As of December 14, 2018, there were 27 positions vacant which the General Fund of the County government would support, according to County Budget Director Amanda Carter. Of the 27 vacant positions, the Commissioners Court had actually created four (4) during the August, 2018, budget workshops in the following Departments: Emergency Management, Elections, Forensics, and IT.
Average positions vacant in December had been vacant for 90.9 days. The taxpayers paid taxes of $266,352.15 for the vacant positions so far during Fiscal Year 2019, which began October 1, 2018.
The Library Department had four of the vacancies. The Library Department trended higher as the last quarter of 2018 ensued.
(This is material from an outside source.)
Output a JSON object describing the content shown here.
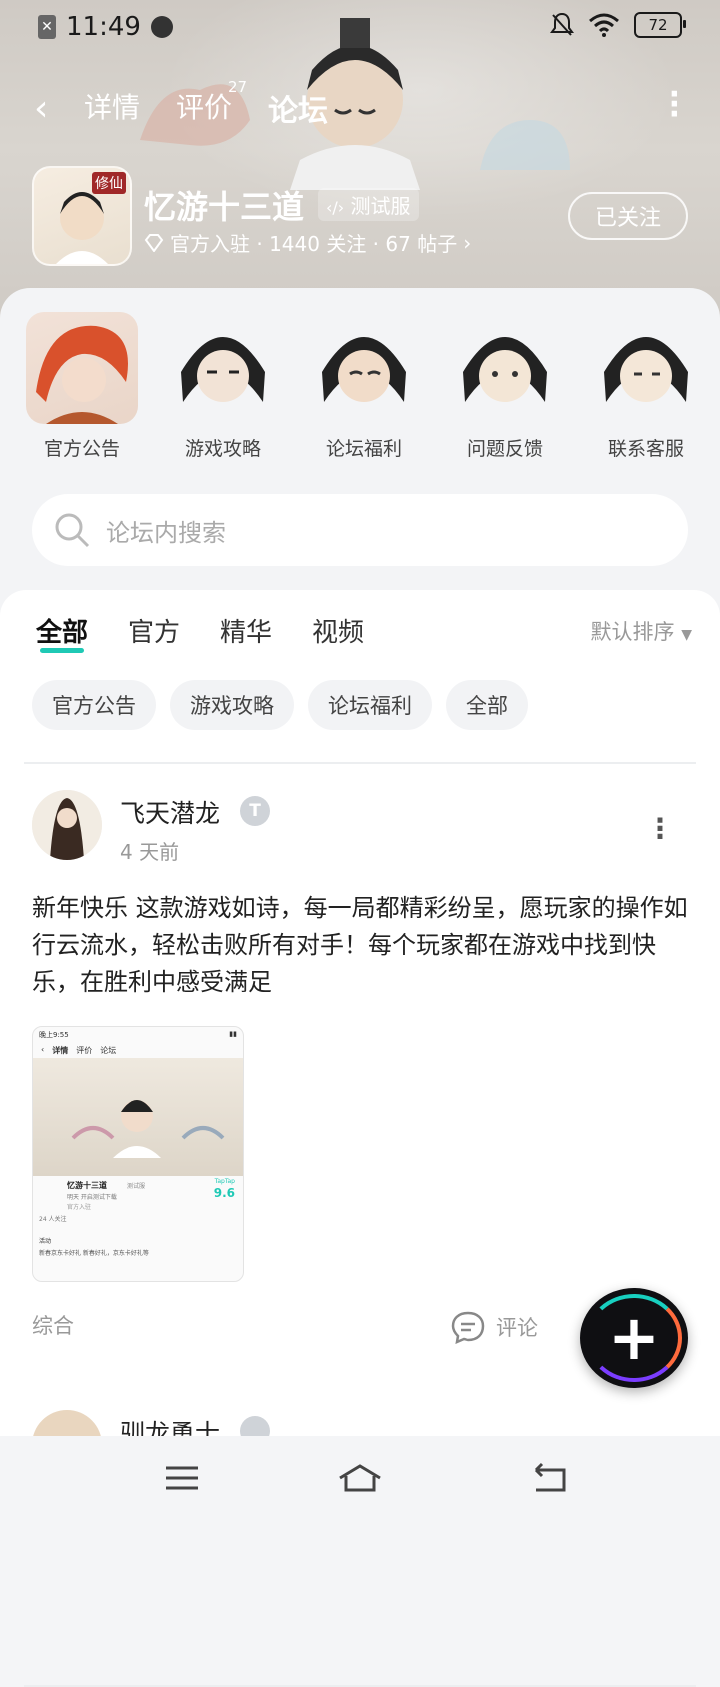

According to Carter, the Library could not find qualified candidates for the positions.
Precinct 3 County Commissioner Noack said, “If you can’t hire someone within 90 days, then you probably don’t need to have the position open.” Noack added, “I’d like to make a motion to close all of those positions but allow the Department Directors to come back to the Commissioners Court if they want to hire somebody for them…The ones that are vacant 90 days need to be closed.”
Noack said, “It’s a problem as long as I’ve been on this Court that people are asking for funds in their budgets and then keeping those positions vacant.”
Montgomery County Judge Mark Keough responded, “I would agree” but he argued for slowing the process of eliminating the positions down to wait until the next Commissioners Court “that we don’t cut off” new hires about to occur.
Noack said “I’d like to stick with the motion I have.”
Keough asked if there was a second to Noack’s motion.
Precinct 1 County Commissioner Mike Meador, the most liberal free spender on the Commissioners Court, agreed with Keough and sought to delay cutting off the vacancies.
Keough expressed, “I do think it’s needs to be cleaned…But we need to give people [Department Directors] some warning.”
Carter explained that, as of December 14, 2018, the Library had four positions open for 90 days or more: Animal Control has an Office Supervisor position, the Precinct 2 Justice of the Peace had a Court Clerk position, and the Animal Shelter had a Vet Tech position all open.
Jeri Williams, the Library Director whose goal is always to spend more and more money on the outdated Memorial Library System, vehemently argued before the Commissioners Court against their eliminating the four vacant positions in her Department which have now been vacant more than 120 days!
No one, and that means literally no one, on the Commissioners Court has examined whether County government operations suffered any disruption whatsoever from the vacancies.
Precinct 4 County Commissioner James Metts asked the wise question “Is it possible to sweep the funds into contingency now but leave the positions open?” Carter said that was her recommendation.
Noack said, “By waiting, we are continuing to perpetuate the same inaction.”
Keough argued against Metts’ and Noack’s suggestion to sweep the funds while leaving the positions open. Keough “begged the Court” to delay one meeting.
Noack’s motion died for lack of a second after Keough begged for a two-week delay.